Sometimes you’ve just got to drop the discipline—take a break from training and pushing your body at the gym and playing the games at work. You’ve gotta get away from computers and polluted air, away to a place where you don’t have to be any particular thing at all.
So think of this: You’re floating in an inflatable boat in the middle of a shallow mountain lake, surrounded by green hills and craggy rocks of mountain peaks, with no sign of “civilization.” A fishing pole rests between your legs as you drift in the water. A book is in your hands. Every so often, there’s a glittering flash in the air as a fish jumps and lands with a plop, disappearing amid rings of ripples. Ducks swim next to you, unconcerned. Moose wander to the shore to take a drink.

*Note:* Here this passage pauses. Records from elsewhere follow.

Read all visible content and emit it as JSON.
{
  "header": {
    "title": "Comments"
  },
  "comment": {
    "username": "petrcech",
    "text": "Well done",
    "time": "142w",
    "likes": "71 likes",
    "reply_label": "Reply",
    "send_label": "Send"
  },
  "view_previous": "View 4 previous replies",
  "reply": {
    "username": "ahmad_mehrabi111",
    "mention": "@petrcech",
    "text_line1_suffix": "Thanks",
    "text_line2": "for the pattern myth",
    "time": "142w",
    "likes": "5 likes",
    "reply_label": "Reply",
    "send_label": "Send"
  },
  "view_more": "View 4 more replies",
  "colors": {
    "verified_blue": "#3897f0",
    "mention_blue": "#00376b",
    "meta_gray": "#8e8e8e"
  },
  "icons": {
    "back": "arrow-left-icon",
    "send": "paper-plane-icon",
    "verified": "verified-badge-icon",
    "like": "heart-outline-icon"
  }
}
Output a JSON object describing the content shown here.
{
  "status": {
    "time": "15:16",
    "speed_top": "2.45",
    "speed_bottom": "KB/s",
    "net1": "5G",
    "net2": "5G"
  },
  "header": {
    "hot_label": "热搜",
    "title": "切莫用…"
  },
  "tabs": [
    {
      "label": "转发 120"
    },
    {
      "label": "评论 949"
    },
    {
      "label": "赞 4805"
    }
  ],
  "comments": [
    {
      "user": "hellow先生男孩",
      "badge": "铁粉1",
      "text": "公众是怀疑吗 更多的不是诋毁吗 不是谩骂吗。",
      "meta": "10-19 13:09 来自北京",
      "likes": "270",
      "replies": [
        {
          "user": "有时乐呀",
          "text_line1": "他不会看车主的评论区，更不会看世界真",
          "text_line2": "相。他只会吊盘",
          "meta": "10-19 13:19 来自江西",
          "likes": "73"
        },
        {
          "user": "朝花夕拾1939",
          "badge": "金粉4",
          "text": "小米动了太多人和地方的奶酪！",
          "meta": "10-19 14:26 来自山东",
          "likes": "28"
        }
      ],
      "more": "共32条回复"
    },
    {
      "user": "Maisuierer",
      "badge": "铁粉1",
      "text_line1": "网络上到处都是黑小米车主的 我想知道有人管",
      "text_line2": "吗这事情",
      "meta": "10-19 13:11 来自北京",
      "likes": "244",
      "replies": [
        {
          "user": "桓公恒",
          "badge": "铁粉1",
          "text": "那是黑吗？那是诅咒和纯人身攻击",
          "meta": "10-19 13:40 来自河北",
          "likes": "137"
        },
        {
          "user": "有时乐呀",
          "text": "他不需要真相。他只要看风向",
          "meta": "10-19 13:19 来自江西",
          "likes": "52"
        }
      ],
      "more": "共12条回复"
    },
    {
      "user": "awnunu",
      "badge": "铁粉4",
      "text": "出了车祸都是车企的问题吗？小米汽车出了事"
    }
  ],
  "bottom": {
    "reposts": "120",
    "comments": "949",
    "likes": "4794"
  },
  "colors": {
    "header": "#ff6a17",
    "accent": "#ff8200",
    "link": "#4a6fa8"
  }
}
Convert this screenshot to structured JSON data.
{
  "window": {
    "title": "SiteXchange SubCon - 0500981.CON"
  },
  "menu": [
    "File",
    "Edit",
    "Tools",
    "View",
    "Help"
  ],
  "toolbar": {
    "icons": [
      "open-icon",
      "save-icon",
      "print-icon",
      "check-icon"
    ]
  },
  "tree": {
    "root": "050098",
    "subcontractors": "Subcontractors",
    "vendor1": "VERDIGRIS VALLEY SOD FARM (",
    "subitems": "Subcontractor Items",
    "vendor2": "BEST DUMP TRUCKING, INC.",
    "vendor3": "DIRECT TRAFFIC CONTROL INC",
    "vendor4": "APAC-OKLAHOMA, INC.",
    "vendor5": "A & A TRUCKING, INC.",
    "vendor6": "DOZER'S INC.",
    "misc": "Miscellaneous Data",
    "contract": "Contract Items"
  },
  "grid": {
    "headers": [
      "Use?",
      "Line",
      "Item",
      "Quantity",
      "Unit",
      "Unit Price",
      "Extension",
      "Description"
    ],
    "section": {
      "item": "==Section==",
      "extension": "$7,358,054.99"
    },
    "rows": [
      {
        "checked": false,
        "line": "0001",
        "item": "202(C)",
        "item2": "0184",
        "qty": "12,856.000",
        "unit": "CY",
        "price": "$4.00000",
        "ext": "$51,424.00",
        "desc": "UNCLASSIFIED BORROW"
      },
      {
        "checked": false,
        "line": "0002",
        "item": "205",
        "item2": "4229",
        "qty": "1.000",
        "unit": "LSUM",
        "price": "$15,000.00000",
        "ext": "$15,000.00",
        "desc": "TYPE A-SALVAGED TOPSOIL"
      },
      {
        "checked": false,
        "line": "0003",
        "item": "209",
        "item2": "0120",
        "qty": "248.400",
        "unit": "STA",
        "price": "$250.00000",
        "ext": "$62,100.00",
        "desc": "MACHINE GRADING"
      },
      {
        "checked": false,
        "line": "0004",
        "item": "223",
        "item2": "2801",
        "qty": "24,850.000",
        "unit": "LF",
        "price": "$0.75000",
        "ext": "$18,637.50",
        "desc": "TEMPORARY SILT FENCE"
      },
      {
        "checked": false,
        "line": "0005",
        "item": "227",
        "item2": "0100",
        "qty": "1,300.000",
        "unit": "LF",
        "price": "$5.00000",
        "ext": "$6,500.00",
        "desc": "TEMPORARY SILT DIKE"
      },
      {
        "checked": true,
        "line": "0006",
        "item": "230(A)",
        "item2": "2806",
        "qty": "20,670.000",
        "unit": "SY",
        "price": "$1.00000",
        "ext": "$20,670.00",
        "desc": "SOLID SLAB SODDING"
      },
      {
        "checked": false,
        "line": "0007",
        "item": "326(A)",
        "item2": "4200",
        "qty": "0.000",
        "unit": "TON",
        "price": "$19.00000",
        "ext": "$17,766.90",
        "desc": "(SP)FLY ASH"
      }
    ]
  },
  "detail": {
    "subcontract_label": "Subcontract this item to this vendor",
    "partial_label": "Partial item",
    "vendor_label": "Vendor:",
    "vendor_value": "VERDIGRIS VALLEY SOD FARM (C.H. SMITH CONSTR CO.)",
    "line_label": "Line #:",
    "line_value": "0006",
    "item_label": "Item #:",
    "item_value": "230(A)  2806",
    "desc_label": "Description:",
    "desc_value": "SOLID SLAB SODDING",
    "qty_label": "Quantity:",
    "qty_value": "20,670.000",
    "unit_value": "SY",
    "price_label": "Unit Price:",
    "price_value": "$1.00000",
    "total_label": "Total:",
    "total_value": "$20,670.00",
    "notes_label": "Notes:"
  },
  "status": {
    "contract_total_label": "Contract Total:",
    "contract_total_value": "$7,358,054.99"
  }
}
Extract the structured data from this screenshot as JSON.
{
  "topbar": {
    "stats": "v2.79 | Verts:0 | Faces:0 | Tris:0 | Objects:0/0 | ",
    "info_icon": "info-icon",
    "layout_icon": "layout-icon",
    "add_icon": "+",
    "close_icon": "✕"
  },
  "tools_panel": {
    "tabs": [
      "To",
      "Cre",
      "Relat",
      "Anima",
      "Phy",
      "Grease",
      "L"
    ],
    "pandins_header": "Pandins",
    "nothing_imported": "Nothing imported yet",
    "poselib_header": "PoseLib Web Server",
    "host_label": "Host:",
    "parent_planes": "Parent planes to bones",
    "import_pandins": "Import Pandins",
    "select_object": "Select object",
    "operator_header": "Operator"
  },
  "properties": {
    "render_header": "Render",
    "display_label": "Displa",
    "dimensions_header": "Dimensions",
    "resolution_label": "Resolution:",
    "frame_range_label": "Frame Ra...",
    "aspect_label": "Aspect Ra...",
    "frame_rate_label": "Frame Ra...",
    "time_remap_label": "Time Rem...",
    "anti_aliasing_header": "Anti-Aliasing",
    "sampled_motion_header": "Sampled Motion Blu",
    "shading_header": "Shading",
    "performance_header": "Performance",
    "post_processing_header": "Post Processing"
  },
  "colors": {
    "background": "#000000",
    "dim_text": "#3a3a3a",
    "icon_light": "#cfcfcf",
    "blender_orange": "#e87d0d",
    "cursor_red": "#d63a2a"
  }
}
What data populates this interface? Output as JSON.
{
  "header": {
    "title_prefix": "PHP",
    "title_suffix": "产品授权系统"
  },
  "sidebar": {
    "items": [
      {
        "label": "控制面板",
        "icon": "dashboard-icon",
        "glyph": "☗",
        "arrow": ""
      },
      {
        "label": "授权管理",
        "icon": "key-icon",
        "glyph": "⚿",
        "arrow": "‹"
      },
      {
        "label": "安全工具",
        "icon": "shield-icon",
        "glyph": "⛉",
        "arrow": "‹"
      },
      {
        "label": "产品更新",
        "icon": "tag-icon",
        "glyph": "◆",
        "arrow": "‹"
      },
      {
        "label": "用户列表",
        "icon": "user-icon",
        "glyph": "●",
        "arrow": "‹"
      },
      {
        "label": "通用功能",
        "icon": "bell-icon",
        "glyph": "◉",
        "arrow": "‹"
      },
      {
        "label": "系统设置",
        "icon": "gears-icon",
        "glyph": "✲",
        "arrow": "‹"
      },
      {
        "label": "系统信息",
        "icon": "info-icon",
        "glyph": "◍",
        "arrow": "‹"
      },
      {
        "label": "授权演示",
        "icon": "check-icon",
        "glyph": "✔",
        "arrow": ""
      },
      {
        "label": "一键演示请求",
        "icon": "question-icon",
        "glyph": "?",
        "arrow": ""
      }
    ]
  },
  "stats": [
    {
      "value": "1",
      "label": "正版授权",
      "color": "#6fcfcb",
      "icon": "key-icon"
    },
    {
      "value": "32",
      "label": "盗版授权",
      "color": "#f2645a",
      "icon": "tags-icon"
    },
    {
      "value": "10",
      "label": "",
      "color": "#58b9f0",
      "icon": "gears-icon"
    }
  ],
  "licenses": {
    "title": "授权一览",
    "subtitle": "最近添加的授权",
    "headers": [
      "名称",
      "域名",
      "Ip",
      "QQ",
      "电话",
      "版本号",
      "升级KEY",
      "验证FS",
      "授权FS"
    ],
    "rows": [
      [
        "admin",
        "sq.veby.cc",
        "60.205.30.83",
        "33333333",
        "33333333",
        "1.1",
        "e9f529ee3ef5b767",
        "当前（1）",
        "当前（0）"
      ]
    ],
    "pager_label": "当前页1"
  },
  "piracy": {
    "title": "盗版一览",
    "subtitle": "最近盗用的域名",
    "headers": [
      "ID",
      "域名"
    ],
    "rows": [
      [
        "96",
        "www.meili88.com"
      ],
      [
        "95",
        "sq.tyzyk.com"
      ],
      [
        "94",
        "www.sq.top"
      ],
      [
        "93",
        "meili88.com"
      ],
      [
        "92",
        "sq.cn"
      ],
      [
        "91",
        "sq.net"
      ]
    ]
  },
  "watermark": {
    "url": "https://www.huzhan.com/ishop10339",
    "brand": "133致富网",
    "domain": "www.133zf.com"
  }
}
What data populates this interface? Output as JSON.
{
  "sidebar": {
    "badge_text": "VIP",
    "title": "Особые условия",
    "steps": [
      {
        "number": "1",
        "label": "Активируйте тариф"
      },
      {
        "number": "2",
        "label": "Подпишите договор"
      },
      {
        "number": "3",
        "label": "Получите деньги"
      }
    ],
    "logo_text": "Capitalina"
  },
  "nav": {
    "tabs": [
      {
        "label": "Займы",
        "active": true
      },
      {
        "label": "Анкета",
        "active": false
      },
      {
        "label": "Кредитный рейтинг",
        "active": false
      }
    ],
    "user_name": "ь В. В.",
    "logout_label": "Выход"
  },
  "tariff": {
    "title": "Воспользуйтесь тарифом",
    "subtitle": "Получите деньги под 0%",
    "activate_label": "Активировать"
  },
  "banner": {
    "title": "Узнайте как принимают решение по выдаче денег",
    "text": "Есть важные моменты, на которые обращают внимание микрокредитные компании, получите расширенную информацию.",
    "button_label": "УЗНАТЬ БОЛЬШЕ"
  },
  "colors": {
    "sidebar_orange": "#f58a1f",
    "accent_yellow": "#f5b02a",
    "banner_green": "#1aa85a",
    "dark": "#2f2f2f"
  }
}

Suddenly, there’s a shrill zimmm as your line starts singing of a fish. Slowly, you reel it in and put it on the stringer that dangles from one end of the boat. You’ll have fresh trout for dinner tonight, garnished with the memory of a day well spent.
The Silver Lake Information Center and nature preserve at the top of Big Cottonwood Canyon, on that last curve before you get to Brighton, is a treasure. It’s been completely refurbished, with hundreds more feet of smooth boardwalks through the wetlands and a small nature center. Dusty Baldwin, the naturalist for the center, says more than half the area around the lake is boardwalked, and the rest is a smooth, wide and easily walkable trail about seven-tenths of a mile. There’s a museum and exhibits for kids and adults inside the Nature Center. The water is mostly shallow, less than three feet deep around the fishing dock.
Silver Lake is a terrific getaway. It’s free, and you can buy a three-person inflatable boat, many with oars, for around $60 (actually, those boats are really just big enough for two, but roomy for one). You’ll also want a foot pedal inflator (about $7). An adequate fishing pole, line and hooks go for about $40. A fishing license is $26 a year, $8 for just one day. And once you’ve got this stuff, you’ll have it for years (though the license must be renewed annually). Licensed anglers can catch four fish a day, and there are 15- to 16-inch trout in the lake, which is stocked every two weeks.
But at Silver Lake, you don’t have to fish; you can just float around.
Yes, it’s a drive to the top of Big Cottonwood, but you drive alongside the creek, still frothing with runoff rushing down from the mountains. Stress fades as you take the lush green turns of the canyon. Pull into the Silver Lake parking lot; inflate the boat; toss in the book, fishing pole, oars and even a few beverages. Finally, ask someone to help carry the lightweight boat to the fishing dock, if needed.
The surprising part is the silence—no traffic noises, no electronic beeps, no voices, no crowds of unhappy looking strangers, no television. Leave your cell phone home. If you need company, there are always people fishing from the dock, such as Glenda and Bill Baker, who drove from Bountiful to get to Silver Lake. Glenda does computer technical support, but she takes frequent Silver Lake breaks because “[i]t’s peaceful and beautiful up here, whether you catch anything or not.”
Her husband Bill, who owns a plumbing company, said the drive took less than an hour. “I’m going to smoke the fish we catch,” he said.
When you’re ready to leave, maybe after watching the sunset while you drift slowly over the clear water, you’ll find another little gift waiting: The ride back is all downhill. You don’t have to step on the gas. Coast all the way down and enjoy the relaxed peace that fills every pore of your being—because as soon as you get back to the city, it will go like the silver fish that flashed in the sun for a moment and then disappeared.